I am currently completing a book manuscript titled "Empire from the Commons: Political Ecologies of Colonialism and Slavery in the Early Atlantic World", which examines how popular struggles over shared property and collective resources contributed to the formation of the Portuguese and Spanish Atlantic empires over the long sixteenth century. The book offers an account of the early modern global commons from micro-historical perspectives: delving into Columbus-era spats over fishing off the coast of Morocco, the fiscalization of hunting fowl in the 16th-century Azores and the entanglement of ranching and slavery in early colonial Puerto Rico.
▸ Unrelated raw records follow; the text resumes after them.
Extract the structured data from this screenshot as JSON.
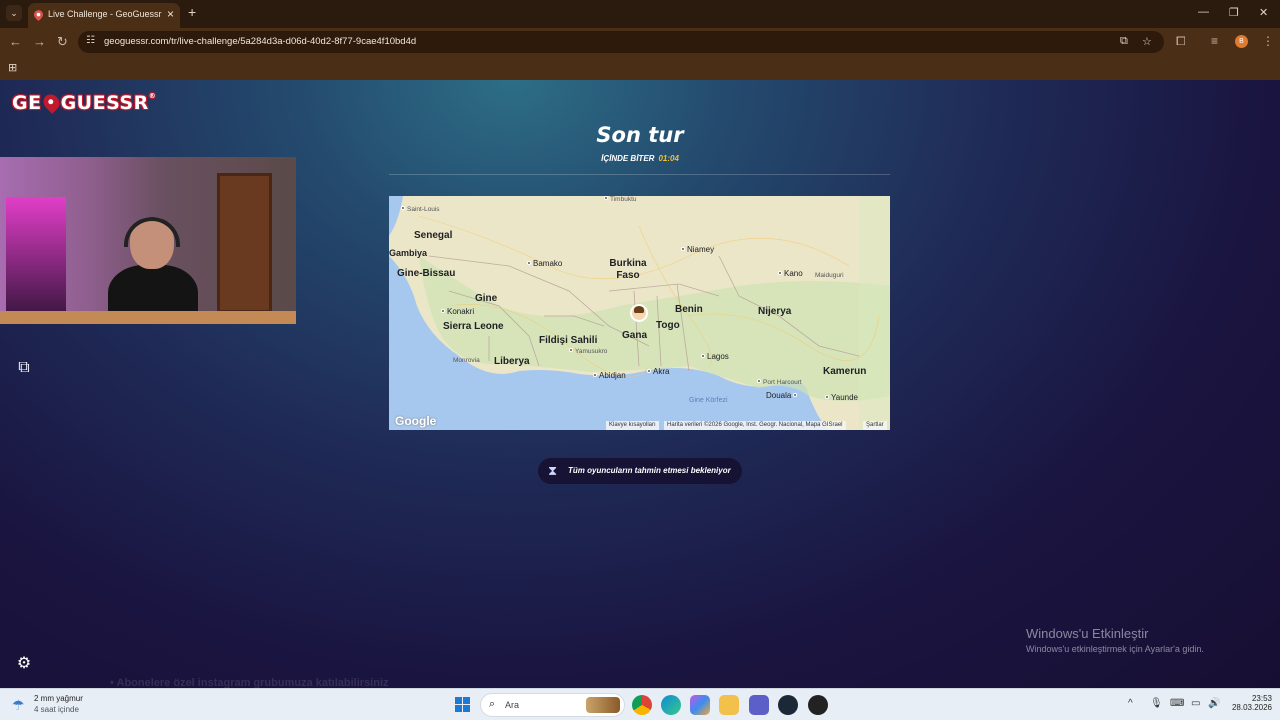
{
  "browser": {
    "tab_title": "Live Challenge - GeoGuessr",
    "url": "geoguessr.com/tr/live-challenge/5a284d3a-d06d-40d2-8f77-9cae4f10bd4d",
    "profile_initial": "B"
  },
  "page": {
    "logo_text_1": "GE",
    "logo_text_2": "GUESSR",
    "logo_reg": "®",
    "round_title": "Son tur",
    "timer_label": "İÇİNDE BİTER",
    "timer_value": "01:04",
    "waiting_text": "Tüm oyuncuların tahmin etmesi bekleniyor",
    "activate_title": "Windows'u Etkinleştir",
    "activate_sub": "Windows'u etkinleştirmek için Ayarlar'a gidin.",
    "promo_text": "• Abonelere özel instagram grubumuza katılabilirsiniz"
  },
  "map": {
    "countries": [
      "Senegal",
      "Gambiya",
      "Gine-Bissau",
      "Gine",
      "Sierra Leone",
      "Liberya",
      "Fildişi Sahili",
      "Burkina Faso",
      "Gana",
      "Togo",
      "Benin",
      "Nijerya",
      "Kamerun"
    ],
    "cities": [
      "Saint-Louis",
      "Timbuktu",
      "Niamey",
      "Bamako",
      "Kano",
      "Maiduguri",
      "Konakri",
      "Monrovia",
      "Yamusukro",
      "Abidjan",
      "Akra",
      "Lagos",
      "Port Harcourt",
      "Douala",
      "Yaunde"
    ],
    "water": "Gine Körfezi",
    "google": "Google",
    "attr_keyboard": "Klavye kısayolları",
    "attr_data": "Harita verileri ©2026 Google, Inst. Geogr. Nacional, Mapa GISrael",
    "attr_terms": "Şartlar"
  },
  "taskbar": {
    "weather_1": "2 mm yağmur",
    "weather_2": "4 saat içinde",
    "search_placeholder": "Ara",
    "time": "23:53",
    "date": "28.03.2026"
  }
}
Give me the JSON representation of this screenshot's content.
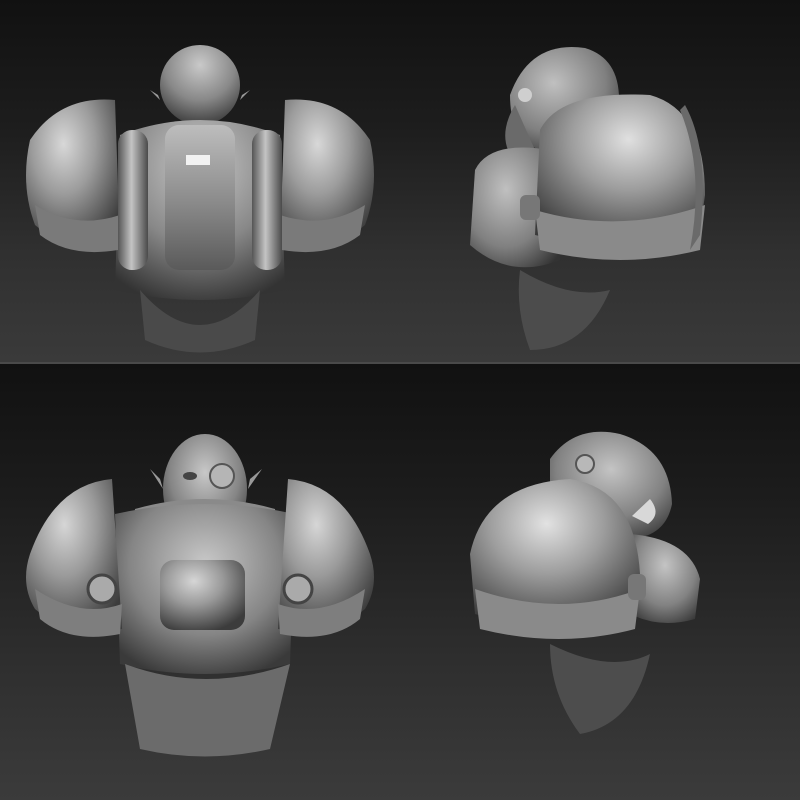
{
  "render": {
    "material_color": "#9a9a9a",
    "highlight_color": "#e6e6e6",
    "shadow_color": "#2a2a2a",
    "background_top": "#111111",
    "background_bottom": "#3a3a3a"
  },
  "views": [
    {
      "subject": "armored-orc-bust",
      "angle": "back"
    },
    {
      "subject": "armored-orc-bust",
      "angle": "right-profile"
    },
    {
      "subject": "armored-orc-bust",
      "angle": "front"
    },
    {
      "subject": "armored-orc-bust",
      "angle": "left-three-quarter"
    }
  ]
}
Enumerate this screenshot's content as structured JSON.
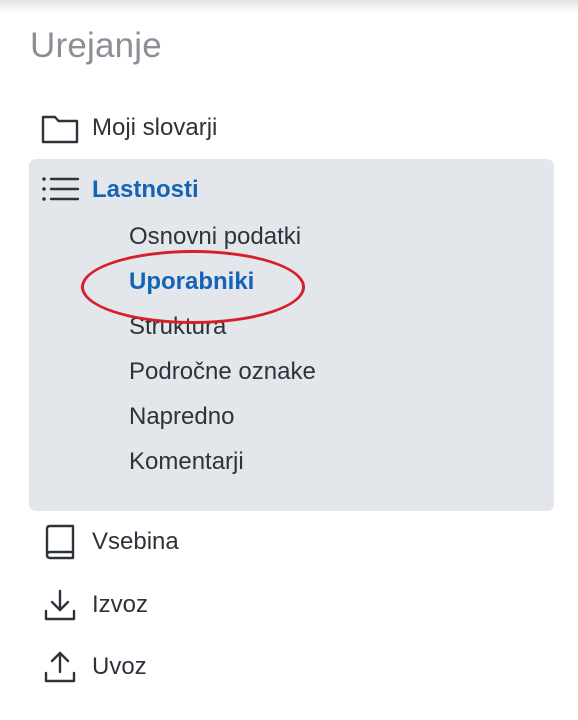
{
  "section_title": "Urejanje",
  "nav": {
    "my_dictionaries": {
      "label": "Moji slovarji",
      "icon": "folder-icon"
    },
    "properties": {
      "label": "Lastnosti",
      "icon": "list-icon",
      "sub_items": [
        {
          "label": "Osnovni podatki"
        },
        {
          "label": "Uporabniki",
          "selected": true
        },
        {
          "label": "Struktura"
        },
        {
          "label": "Področne oznake"
        },
        {
          "label": "Napredno"
        },
        {
          "label": "Komentarji"
        }
      ]
    },
    "content": {
      "label": "Vsebina",
      "icon": "book-icon"
    },
    "export": {
      "label": "Izvoz",
      "icon": "download-icon"
    },
    "import": {
      "label": "Uvoz",
      "icon": "upload-icon"
    }
  },
  "colors": {
    "accent": "#1463b5",
    "active_background": "#e3e7eb",
    "annotation": "#d71f2b",
    "text": "#2d333b",
    "title": "#8b9097"
  }
}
Attentive to the politics of nature in the rhythms of settler colonialism and imperial expansion, my scholarship situates the origins of transnational environmental regulatory norms today in the conflictive socio-ecological landscape of the early modern Atlantic.

At Drexel, I offer courses in global environmental history, empires in world history and the Black Atlantic.

Selected Publications:

Books:

  • Empire from the Commons: Political Ecologies of Colonialism and Slavery in the Early Atlantic World (in progress).
  • The Voyage of the Red Dragon: Science and Violence in the Atlantic World (in progress).
  • O Livro de Tiradentes: Transmissão Atlântica de Idéias Políticas no Século XVIII with Kenneth Maxwell, Bruno Carvalho, and John Huffman (São Paulo: Companhia das Letras, 2013).

Chapters and Articles:

  • "Politics of the Hinterland: Taxing Fowl in and beyond the Ports of Terceira Island, 1550-1600." Early American Studies 15:4 (Fall 2017).
  • "Plunder and Profit in the Name of Protection: Royal Iberian Armadas in the Early Atlantic" in Lauren Benton, Adam Clulow, and Bain Attwood, eds., Protection and Empire: A Global History (Cambridge University Press, 2017).
  • "The Azorean Connection: Trajectories of Slaving, Piracy, and Trade in the Early Atlantic" in Ida Altman and David Wheat, eds., (University of Nebraska Press, forthcoming).